▶ STORED DATA:
BEGIN

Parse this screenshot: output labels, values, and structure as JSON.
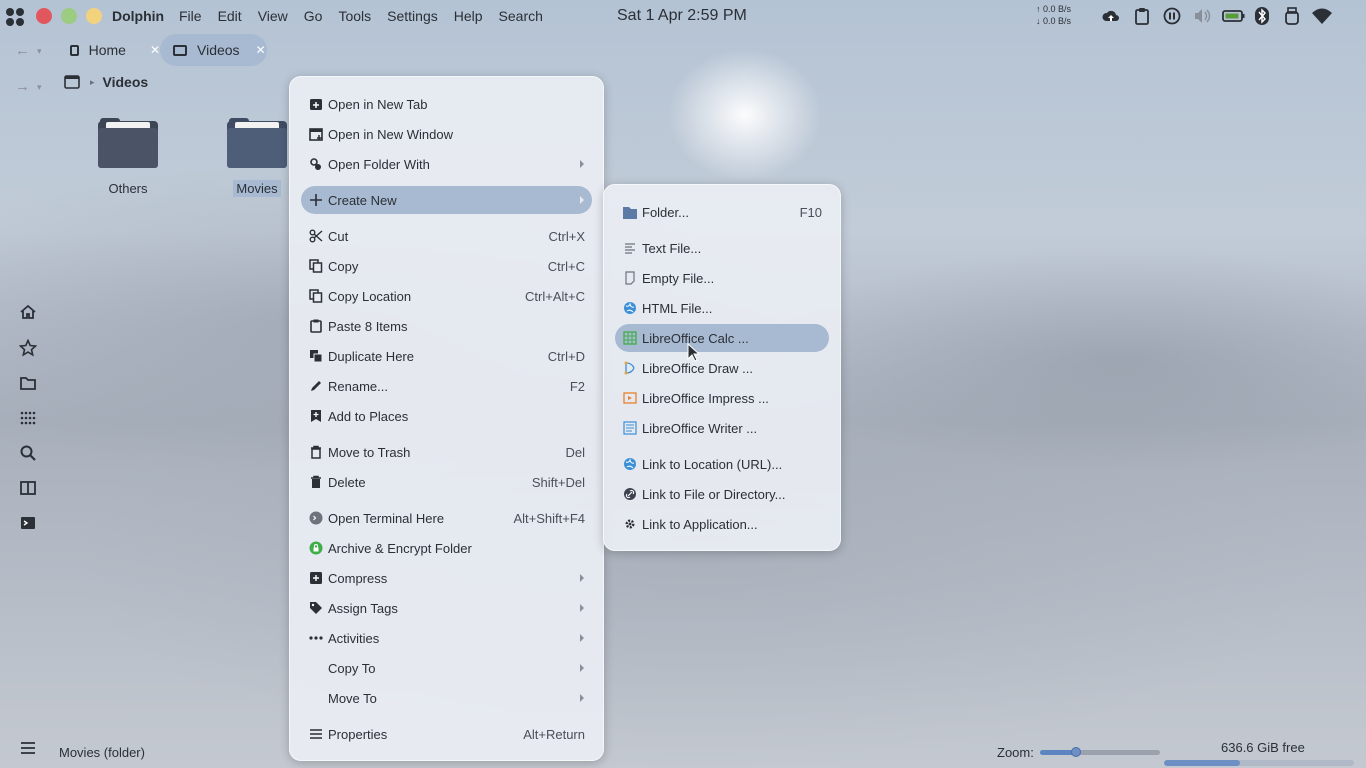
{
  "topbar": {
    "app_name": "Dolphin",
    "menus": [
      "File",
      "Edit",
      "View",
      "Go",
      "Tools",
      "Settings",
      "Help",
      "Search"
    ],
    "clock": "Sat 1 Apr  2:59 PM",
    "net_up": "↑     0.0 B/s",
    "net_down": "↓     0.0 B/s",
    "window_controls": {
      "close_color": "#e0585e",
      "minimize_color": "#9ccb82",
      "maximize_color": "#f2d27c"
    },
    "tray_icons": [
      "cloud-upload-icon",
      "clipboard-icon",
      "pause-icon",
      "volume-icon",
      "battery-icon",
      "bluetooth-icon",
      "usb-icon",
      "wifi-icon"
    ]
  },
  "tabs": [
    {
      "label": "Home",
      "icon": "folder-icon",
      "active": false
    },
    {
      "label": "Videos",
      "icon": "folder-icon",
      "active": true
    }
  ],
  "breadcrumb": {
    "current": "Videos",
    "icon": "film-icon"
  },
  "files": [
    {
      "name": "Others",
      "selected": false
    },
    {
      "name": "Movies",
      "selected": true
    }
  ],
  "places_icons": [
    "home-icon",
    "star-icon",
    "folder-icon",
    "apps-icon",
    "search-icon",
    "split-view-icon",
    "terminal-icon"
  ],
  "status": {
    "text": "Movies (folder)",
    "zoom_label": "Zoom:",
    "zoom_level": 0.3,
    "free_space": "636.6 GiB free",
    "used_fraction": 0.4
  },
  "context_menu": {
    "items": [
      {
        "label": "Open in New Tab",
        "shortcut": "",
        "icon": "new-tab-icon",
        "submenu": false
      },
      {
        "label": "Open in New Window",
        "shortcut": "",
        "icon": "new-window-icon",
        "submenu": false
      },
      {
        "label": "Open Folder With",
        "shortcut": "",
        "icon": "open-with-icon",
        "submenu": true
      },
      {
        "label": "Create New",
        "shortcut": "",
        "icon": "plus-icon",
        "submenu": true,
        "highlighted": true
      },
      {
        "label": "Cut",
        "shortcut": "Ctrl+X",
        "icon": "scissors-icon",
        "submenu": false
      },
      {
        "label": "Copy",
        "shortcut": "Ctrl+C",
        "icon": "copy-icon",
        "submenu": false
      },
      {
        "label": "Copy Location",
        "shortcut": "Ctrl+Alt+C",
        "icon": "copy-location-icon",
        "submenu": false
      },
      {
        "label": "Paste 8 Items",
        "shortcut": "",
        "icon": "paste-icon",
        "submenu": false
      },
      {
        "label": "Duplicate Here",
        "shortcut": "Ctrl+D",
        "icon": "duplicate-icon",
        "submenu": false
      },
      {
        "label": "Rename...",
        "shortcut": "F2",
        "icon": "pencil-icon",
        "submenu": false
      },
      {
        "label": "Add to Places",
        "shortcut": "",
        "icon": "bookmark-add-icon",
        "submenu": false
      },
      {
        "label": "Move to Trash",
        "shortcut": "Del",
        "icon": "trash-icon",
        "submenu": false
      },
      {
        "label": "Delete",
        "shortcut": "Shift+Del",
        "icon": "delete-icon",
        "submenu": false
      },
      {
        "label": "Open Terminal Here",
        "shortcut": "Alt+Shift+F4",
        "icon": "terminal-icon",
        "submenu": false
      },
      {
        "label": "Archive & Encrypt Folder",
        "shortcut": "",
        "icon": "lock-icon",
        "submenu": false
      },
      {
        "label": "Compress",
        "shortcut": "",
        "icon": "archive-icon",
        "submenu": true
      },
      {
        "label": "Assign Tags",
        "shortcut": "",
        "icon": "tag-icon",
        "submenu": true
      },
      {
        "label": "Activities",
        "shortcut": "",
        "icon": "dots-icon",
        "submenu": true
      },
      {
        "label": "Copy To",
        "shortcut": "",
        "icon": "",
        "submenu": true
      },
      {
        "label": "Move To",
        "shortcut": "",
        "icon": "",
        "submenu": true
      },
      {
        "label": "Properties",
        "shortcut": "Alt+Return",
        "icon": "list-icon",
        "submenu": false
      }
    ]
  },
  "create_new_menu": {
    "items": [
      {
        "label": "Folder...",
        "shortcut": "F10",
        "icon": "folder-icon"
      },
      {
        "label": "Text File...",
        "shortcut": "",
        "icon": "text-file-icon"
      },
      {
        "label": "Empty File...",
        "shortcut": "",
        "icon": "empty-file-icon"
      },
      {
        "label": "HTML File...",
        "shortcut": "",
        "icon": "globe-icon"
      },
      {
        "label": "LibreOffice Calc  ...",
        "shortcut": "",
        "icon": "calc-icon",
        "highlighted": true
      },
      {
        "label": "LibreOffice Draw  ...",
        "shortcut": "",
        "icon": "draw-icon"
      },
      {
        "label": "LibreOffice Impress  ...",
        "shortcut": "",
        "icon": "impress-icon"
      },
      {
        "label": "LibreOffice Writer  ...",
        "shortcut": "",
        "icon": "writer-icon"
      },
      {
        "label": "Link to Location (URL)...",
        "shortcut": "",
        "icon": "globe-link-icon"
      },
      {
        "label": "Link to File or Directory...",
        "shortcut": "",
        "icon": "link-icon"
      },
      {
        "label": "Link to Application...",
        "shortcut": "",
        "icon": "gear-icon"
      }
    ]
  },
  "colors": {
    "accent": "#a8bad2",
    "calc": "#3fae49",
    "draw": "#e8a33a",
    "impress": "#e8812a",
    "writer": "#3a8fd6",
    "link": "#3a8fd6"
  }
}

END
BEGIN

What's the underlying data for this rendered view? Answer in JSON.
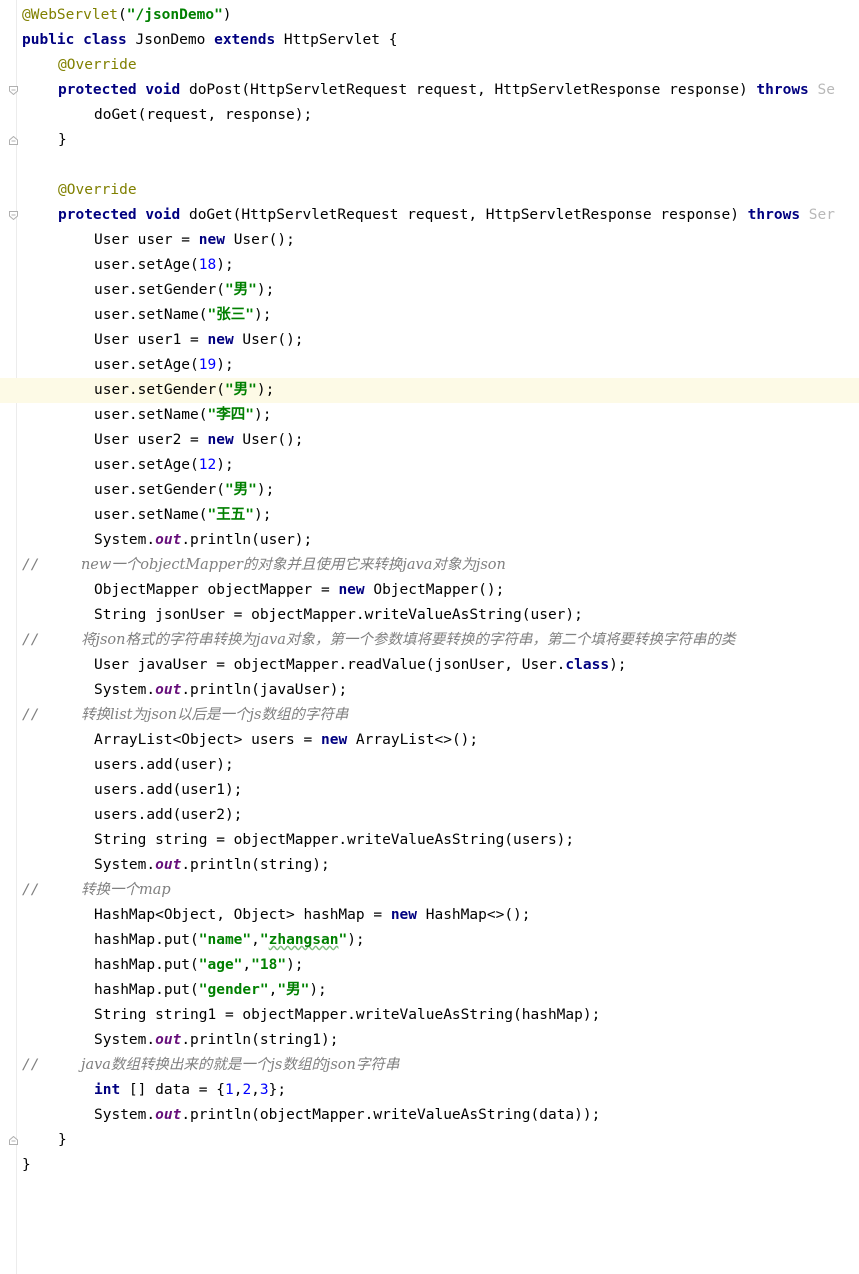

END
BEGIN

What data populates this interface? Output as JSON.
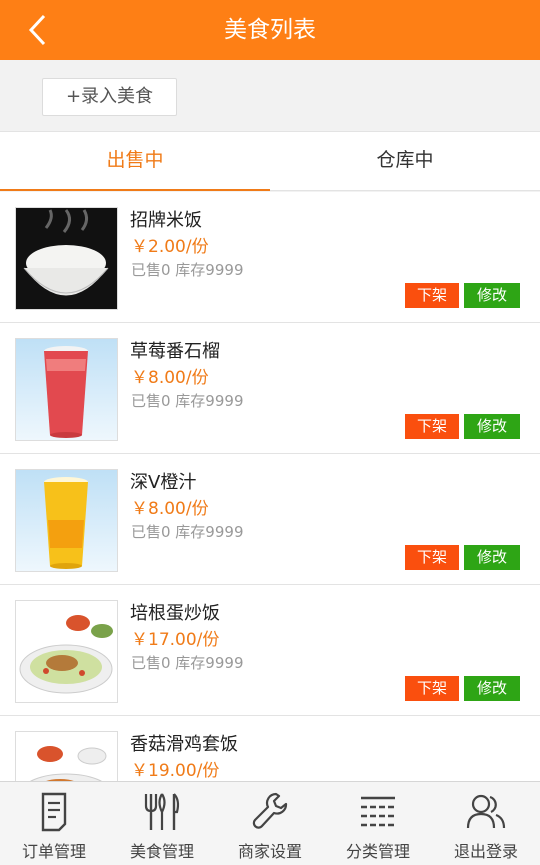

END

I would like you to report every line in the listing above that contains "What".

▶ ANSWER SPACE:
What's the underlying data for this rendered view? Answer in JSON.
What data populates this interface? Output as JSON.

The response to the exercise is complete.